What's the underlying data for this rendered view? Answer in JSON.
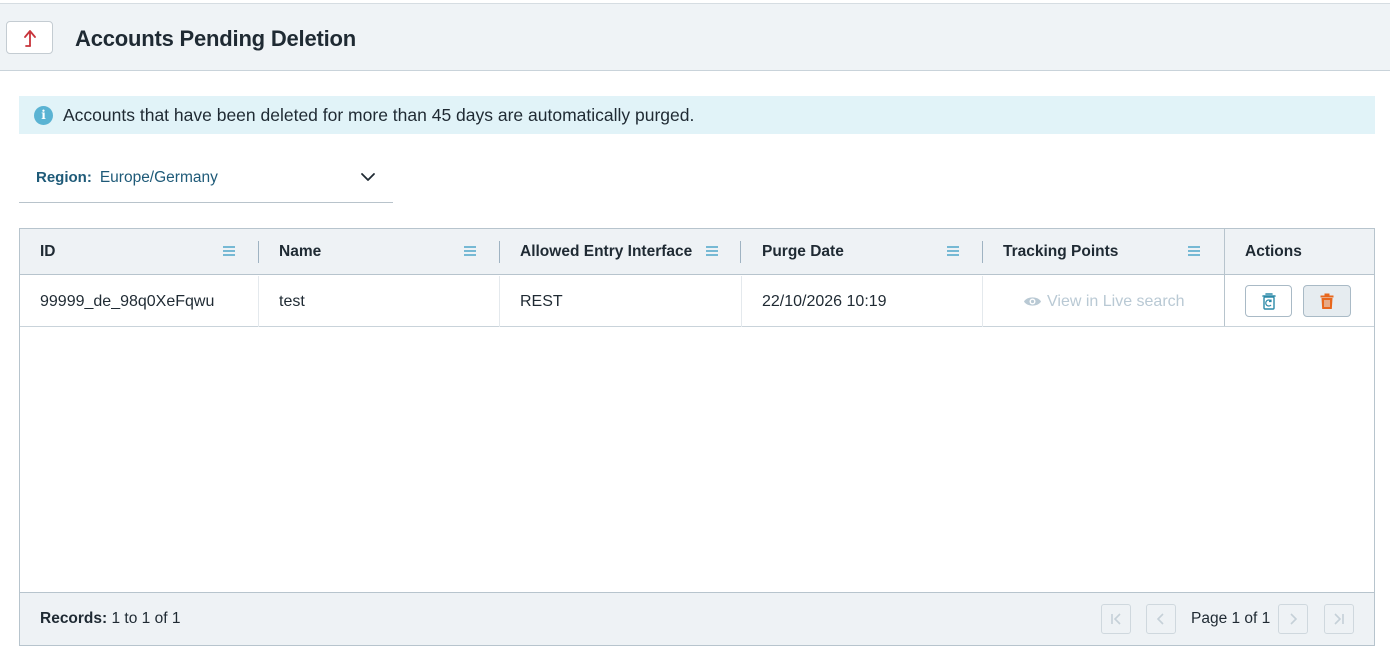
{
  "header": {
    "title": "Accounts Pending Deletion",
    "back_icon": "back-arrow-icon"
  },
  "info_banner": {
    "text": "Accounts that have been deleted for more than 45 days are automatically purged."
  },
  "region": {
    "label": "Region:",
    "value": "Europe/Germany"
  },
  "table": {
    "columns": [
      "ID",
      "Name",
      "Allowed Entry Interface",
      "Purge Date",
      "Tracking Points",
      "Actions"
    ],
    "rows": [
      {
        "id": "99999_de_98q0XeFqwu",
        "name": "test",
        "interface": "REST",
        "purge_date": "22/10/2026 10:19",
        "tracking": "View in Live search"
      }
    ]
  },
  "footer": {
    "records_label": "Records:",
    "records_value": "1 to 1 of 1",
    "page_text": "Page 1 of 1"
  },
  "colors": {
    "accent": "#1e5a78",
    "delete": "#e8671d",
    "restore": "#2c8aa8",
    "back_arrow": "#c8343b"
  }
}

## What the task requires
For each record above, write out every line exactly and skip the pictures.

## Answer space
What's the underlying data for this rendered view? Answer in JSON.
{
  "header": {
    "title": "Accounts Pending Deletion",
    "back_icon": "back-arrow-icon"
  },
  "info_banner": {
    "text": "Accounts that have been deleted for more than 45 days are automatically purged."
  },
  "region": {
    "label": "Region:",
    "value": "Europe/Germany"
  },
  "table": {
    "columns": [
      "ID",
      "Name",
      "Allowed Entry Interface",
      "Purge Date",
      "Tracking Points",
      "Actions"
    ],
    "rows": [
      {
        "id": "99999_de_98q0XeFqwu",
        "name": "test",
        "interface": "REST",
        "purge_date": "22/10/2026 10:19",
        "tracking": "View in Live search"
      }
    ]
  },
  "footer": {
    "records_label": "Records:",
    "records_value": "1 to 1 of 1",
    "page_text": "Page 1 of 1"
  },
  "colors": {
    "accent": "#1e5a78",
    "delete": "#e8671d",
    "restore": "#2c8aa8",
    "back_arrow": "#c8343b"
  }
}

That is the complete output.